1 lb cooked shrimp (I used large shrimp)
24 small-medium corn tortillas
(I added fresh lines to squeeze on when eating)
Saute the onion and chiles in butter until the onion is translucent. Add the tomatoes and cook until the tomatoes are thoroughly cooked (about 10 minutes). If the sauce is too thick, thin it with a bit of broth or water.
Add the shrimp and cook until they are just warmed through--about 2 minutes.
Grill or warm the tortillas and fill with the shrimp mixture. Serve piping hot. Or serve the shrimp mixture with the tortillas on the side.
Bean, Radish and Chese Salad
Adapted from Frida's Fiestas
5 cups cooked black beans, drained
10 radishes, cut in quarters (I thinly sliced mine)
3/4 lb panela cheese (or Munster) cut in cubes (I used Cotija cheese)
1/2 cup chopped cilantro
2/3 cup olive oil
1/3 cup red wine vinegar
2 tsp chopped cilantro
salt to taste
For salad: Mix the beans, radishes, cheese and cilantro in a large salad bowl and toss with the dressing.
For the dressing: Whisk all the ingredients together, seasoning to taste.
Jamaica (Red Hibiscus) Vanilla-Lime Agua Fresca
by Deb, Kahakai Kitchen, Adapted/Inspired by The Vanilla Chef
(Makes 2 Quarts)
1 quart water
2/3 cup (about 1 ounce) dried hibiscus flowers
1 vanilla bean, sliced lengthwise
3/4 cup agave or honey, or to taste
1/3 cup lime juice, or to taste
1 quart very cold water
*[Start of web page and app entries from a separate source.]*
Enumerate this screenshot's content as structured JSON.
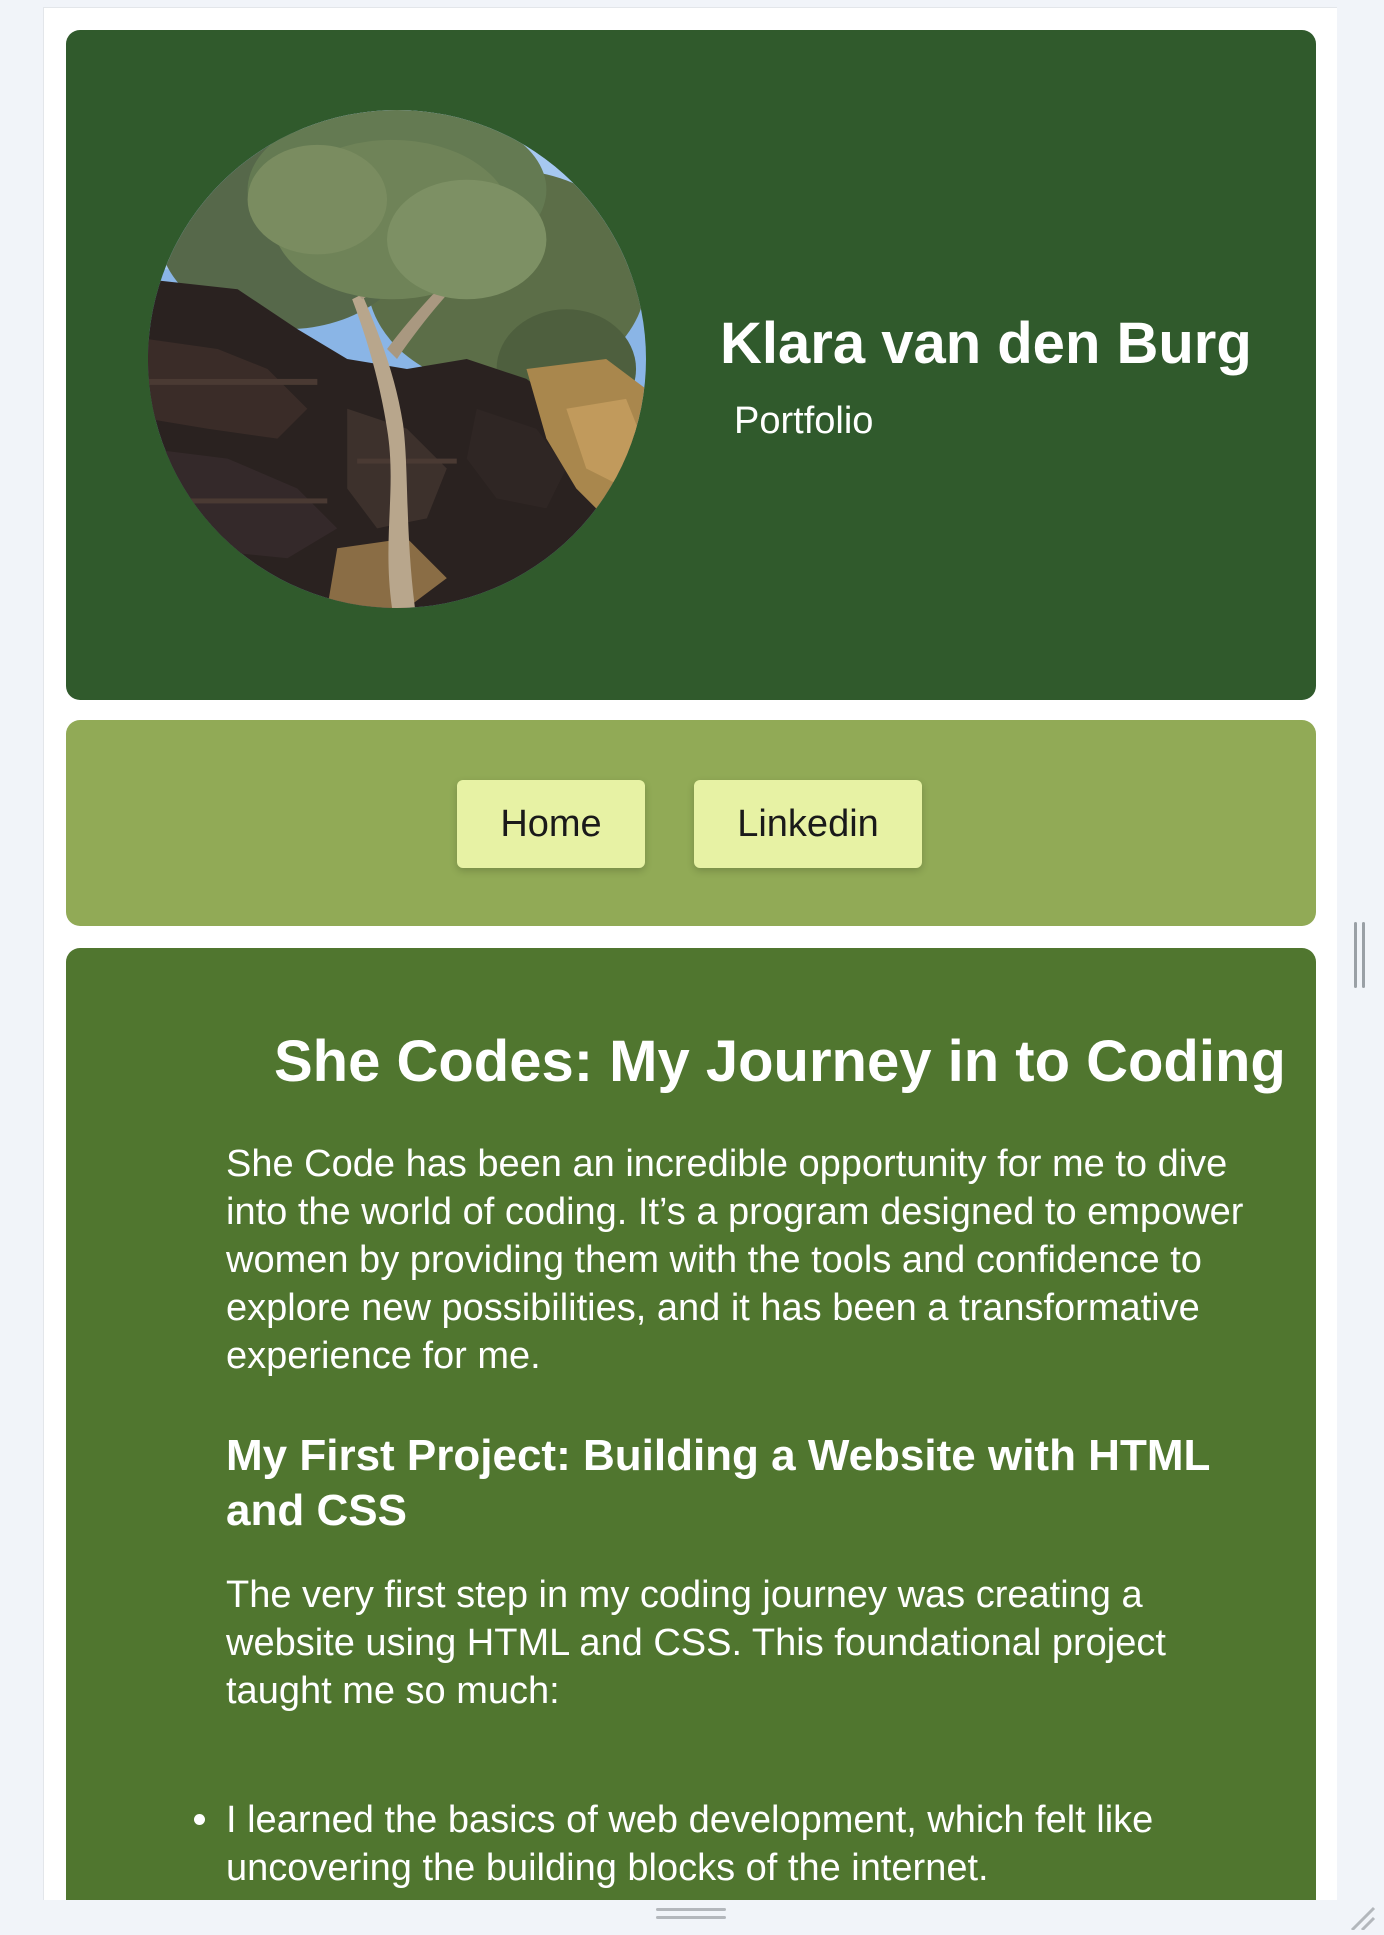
{
  "header": {
    "name": "Klara van den Burg",
    "subtitle": "Portfolio",
    "background_color": "#305a2c"
  },
  "profile_image": {
    "alt": "Tree growing on a rocky cliff against a blue sky"
  },
  "nav": {
    "background_color": "#91aa56",
    "button_color": "#e7f2a4",
    "items": [
      {
        "label": "Home"
      },
      {
        "label": "Linkedin"
      }
    ]
  },
  "content": {
    "background_color": "#50762f",
    "title": "She Codes: My Journey in to Coding",
    "intro": "She Code has been an incredible opportunity for me to dive into the world of coding. It’s a program designed to empower women by providing them with the tools and confidence to explore new possibilities, and it has been a transformative experience for me.",
    "project_heading": "My First Project: Building a Website with HTML and CSS",
    "project_text": "The very first step in my coding journey was creating a website using HTML and CSS. This foundational project taught me so much:",
    "list": [
      "I learned the basics of web development, which felt like uncovering the building blocks of the internet."
    ]
  }
}
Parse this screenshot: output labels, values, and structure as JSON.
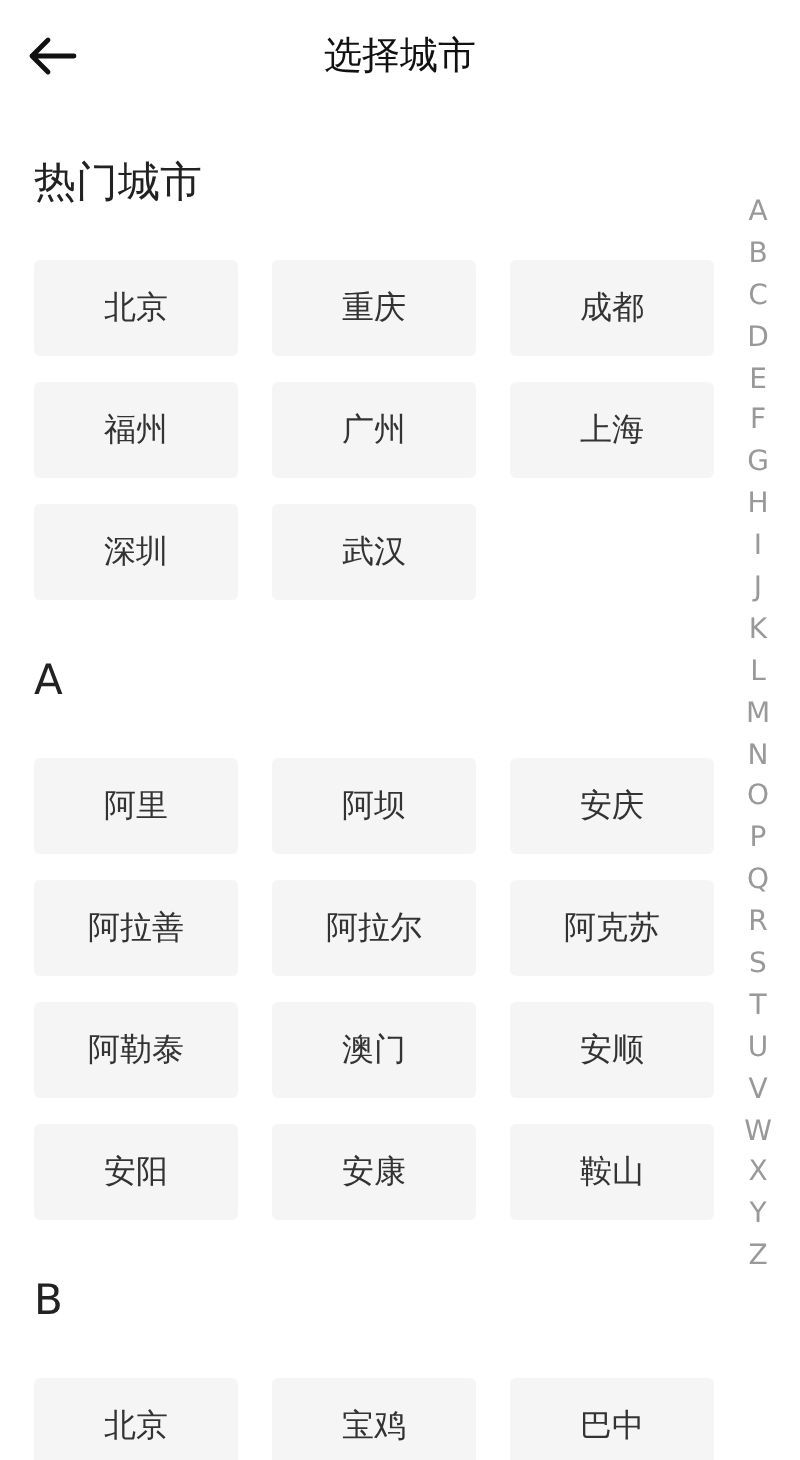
{
  "header": {
    "title": "选择城市"
  },
  "sections": [
    {
      "heading": "热门城市",
      "cities": [
        "北京",
        "重庆",
        "成都",
        "福州",
        "广州",
        "上海",
        "深圳",
        "武汉"
      ]
    },
    {
      "heading": "A",
      "cities": [
        "阿里",
        "阿坝",
        "安庆",
        "阿拉善",
        "阿拉尔",
        "阿克苏",
        "阿勒泰",
        "澳门",
        "安顺",
        "安阳",
        "安康",
        "鞍山"
      ]
    },
    {
      "heading": "B",
      "cities": [
        "北京",
        "宝鸡",
        "巴中"
      ]
    }
  ],
  "index": [
    "A",
    "B",
    "C",
    "D",
    "E",
    "F",
    "G",
    "H",
    "I",
    "J",
    "K",
    "L",
    "M",
    "N",
    "O",
    "P",
    "Q",
    "R",
    "S",
    "T",
    "U",
    "V",
    "W",
    "X",
    "Y",
    "Z"
  ]
}
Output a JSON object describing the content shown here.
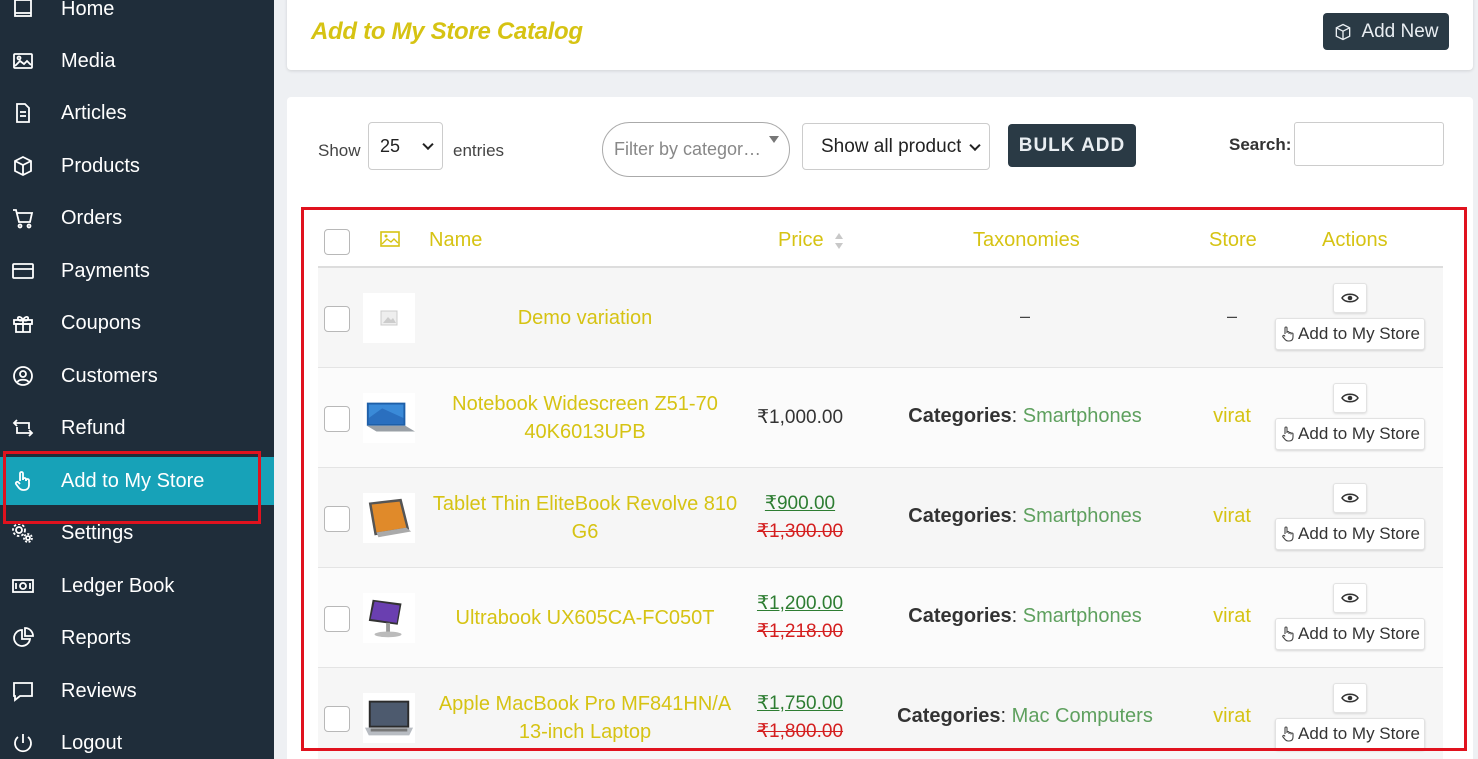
{
  "sidebar": {
    "items": [
      {
        "label": "Home",
        "icon": "home-icon"
      },
      {
        "label": "Media",
        "icon": "image-icon"
      },
      {
        "label": "Articles",
        "icon": "document-icon"
      },
      {
        "label": "Products",
        "icon": "box-icon"
      },
      {
        "label": "Orders",
        "icon": "cart-icon"
      },
      {
        "label": "Payments",
        "icon": "credit-card-icon"
      },
      {
        "label": "Coupons",
        "icon": "gift-icon"
      },
      {
        "label": "Customers",
        "icon": "user-circle-icon"
      },
      {
        "label": "Refund",
        "icon": "refund-icon"
      },
      {
        "label": "Add to My Store",
        "icon": "hand-pointer-icon",
        "active": true
      },
      {
        "label": "Settings",
        "icon": "cogs-icon"
      },
      {
        "label": "Ledger Book",
        "icon": "money-icon"
      },
      {
        "label": "Reports",
        "icon": "pie-chart-icon"
      },
      {
        "label": "Reviews",
        "icon": "comment-icon"
      },
      {
        "label": "Logout",
        "icon": "power-icon"
      }
    ]
  },
  "header": {
    "title": "Add to My Store Catalog",
    "add_new_label": "Add New"
  },
  "controls": {
    "show_label": "Show",
    "entries_value": "25",
    "entries_label": "entries",
    "category_placeholder": "Filter by categor…",
    "product_filter_value": "Show all products",
    "bulk_add_label": "BULK ADD",
    "search_label": "Search:",
    "search_value": ""
  },
  "table": {
    "columns": [
      "",
      "image-icon",
      "Name",
      "Price",
      "Taxonomies",
      "Store",
      "Actions"
    ],
    "add_to_store_label": "Add to My Store",
    "rows": [
      {
        "name": "Demo variation",
        "price": "",
        "sale_price": "",
        "old_price": "",
        "taxonomy_label": "",
        "taxonomy_value": "",
        "taxonomy_dash": "–",
        "store": "–",
        "thumb": "placeholder"
      },
      {
        "name": "Notebook Widescreen Z51-70 40K6013UPB",
        "price": "₹1,000.00",
        "sale_price": "",
        "old_price": "",
        "taxonomy_label": "Categories",
        "taxonomy_value": "Smartphones",
        "taxonomy_dash": "",
        "store": "virat",
        "thumb": "laptop"
      },
      {
        "name": "Tablet Thin EliteBook Revolve 810 G6",
        "price": "",
        "sale_price": "₹900.00",
        "old_price": "₹1,300.00",
        "taxonomy_label": "Categories",
        "taxonomy_value": "Smartphones",
        "taxonomy_dash": "",
        "store": "virat",
        "thumb": "tablet"
      },
      {
        "name": "Ultrabook UX605CA-FC050T",
        "price": "",
        "sale_price": "₹1,200.00",
        "old_price": "₹1,218.00",
        "taxonomy_label": "Categories",
        "taxonomy_value": "Smartphones",
        "taxonomy_dash": "",
        "store": "virat",
        "thumb": "stand"
      },
      {
        "name": "Apple MacBook Pro MF841HN/A 13-inch Laptop",
        "price": "",
        "sale_price": "₹1,750.00",
        "old_price": "₹1,800.00",
        "taxonomy_label": "Categories",
        "taxonomy_value": "Mac Computers",
        "taxonomy_dash": "",
        "store": "virat",
        "thumb": "macbook"
      }
    ]
  },
  "colors": {
    "sidebar_bg": "#1f2d3a",
    "active_bg": "#17a2b8",
    "accent_yellow": "#d6c313",
    "highlight_red": "#e0121e",
    "dark_button": "#2a3a45",
    "sale_green": "#2e7d32",
    "old_red": "#d41f1f",
    "category_green": "#5ea05e"
  }
}
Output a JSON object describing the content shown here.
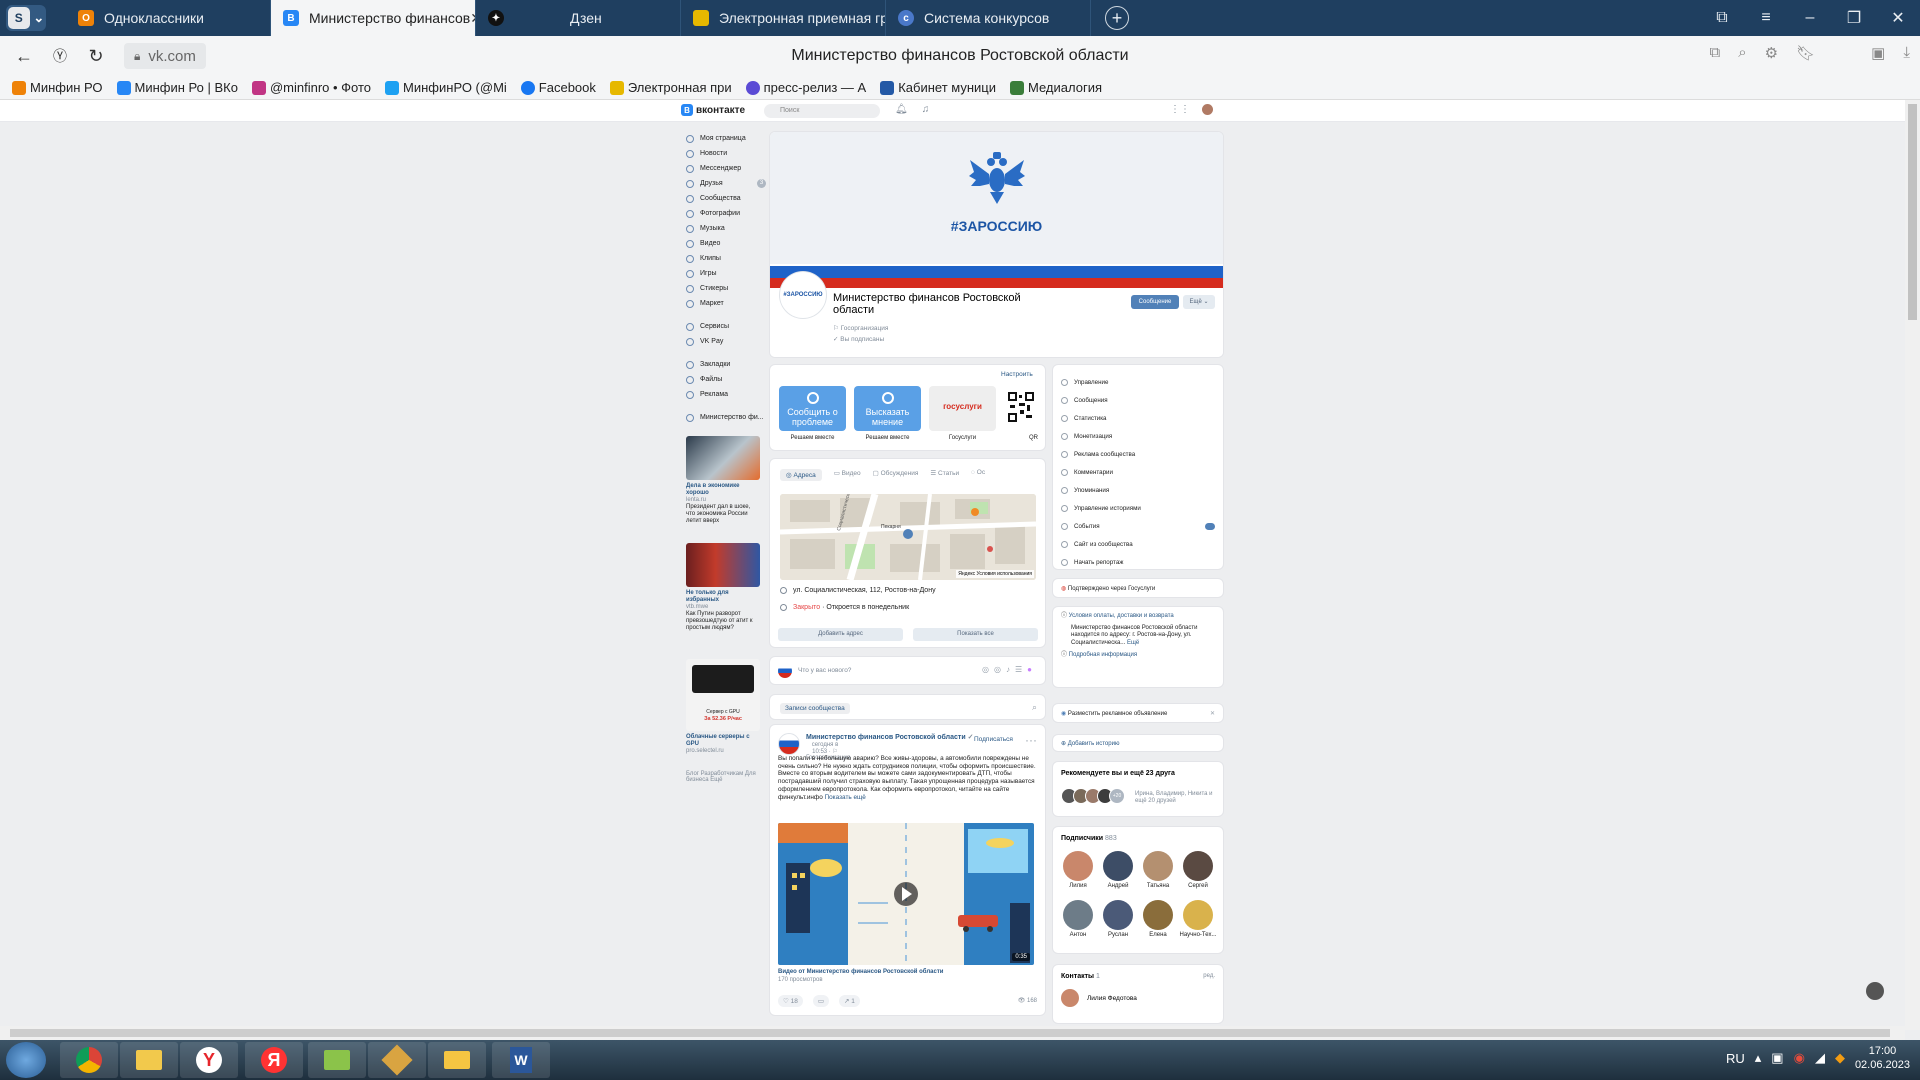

Bring a quart of water to a boil in a large saucepan. Add the hibiscus flowers and the vanilla bean to the boiling water. Remove the pan from the stove and allow it to steep for at least 20 minutes. Strain the mixture into a large glass pitcher. (You can save the vanilla bean for another use if you like). Add the agave or honey and stir well to dissolve. Add the cold water and lime juice and adjust sweetening as needed. Chill and serve over ice with slices of lime to garnish.
Notes/Results: This turned out to be quite the tasty meal! simple ingredients but really fresh and good flavors. I made half-ish quantities of the taco and salad recipes and the minor adjustments I made worked for me. First I used half the serrano chiles and I removed the stem, seeds, and membranes before chopping. I like a bit of spice but I find serranos are usually pretty spicy. These tacos had a definite kick still, so I know if I had doubled them as the recipe was written the tacos would have been too spicy for my tastes. I also think the squeeze of lime was perfect with the buttery shrimp and tomato. For the bean salad, I used my mandoline to thinly slice the radishes instead of quartering them. I am not big on chunks of radish, but I do like thin slices. Cotija cheese, a bit more crumbly than panela is readily available at my local grocery store and it was easier than driving into the Latin market to buy some panela. With the tacos, beans salad and the sweet and tart agua fresca, it was a perfect light dinner that was pretty quick to make. I would definitely make all three recipes again.
The Secret Book of Frida Kahlo is my thirteenth foodie book entry for the Foodies Read 2016 event. You can check out the September Foodies Read linkup, hosted by Heather at Based on a True Story, to see what everyone is reading this month.
Submissions for both Food 'N Flix and Cook the Books are due tomorrow, September 30th. Debra will be rounding entries up on her blog for Food 'N Flix and on the Cook the Book's site respectively. If you missed out and like food, books, and foodie books, join us at Cook the Books where our Oct/Nov pick is Tomorrow There Will Be Apricots by Jessica Soffer, hosted by Simona of briciole, and if you are a fan of food, movies, and making food inspired by movies, I will be hosting October's Food 'N Flix fun film: Beetlejuice, here at Kahakai Kitchen!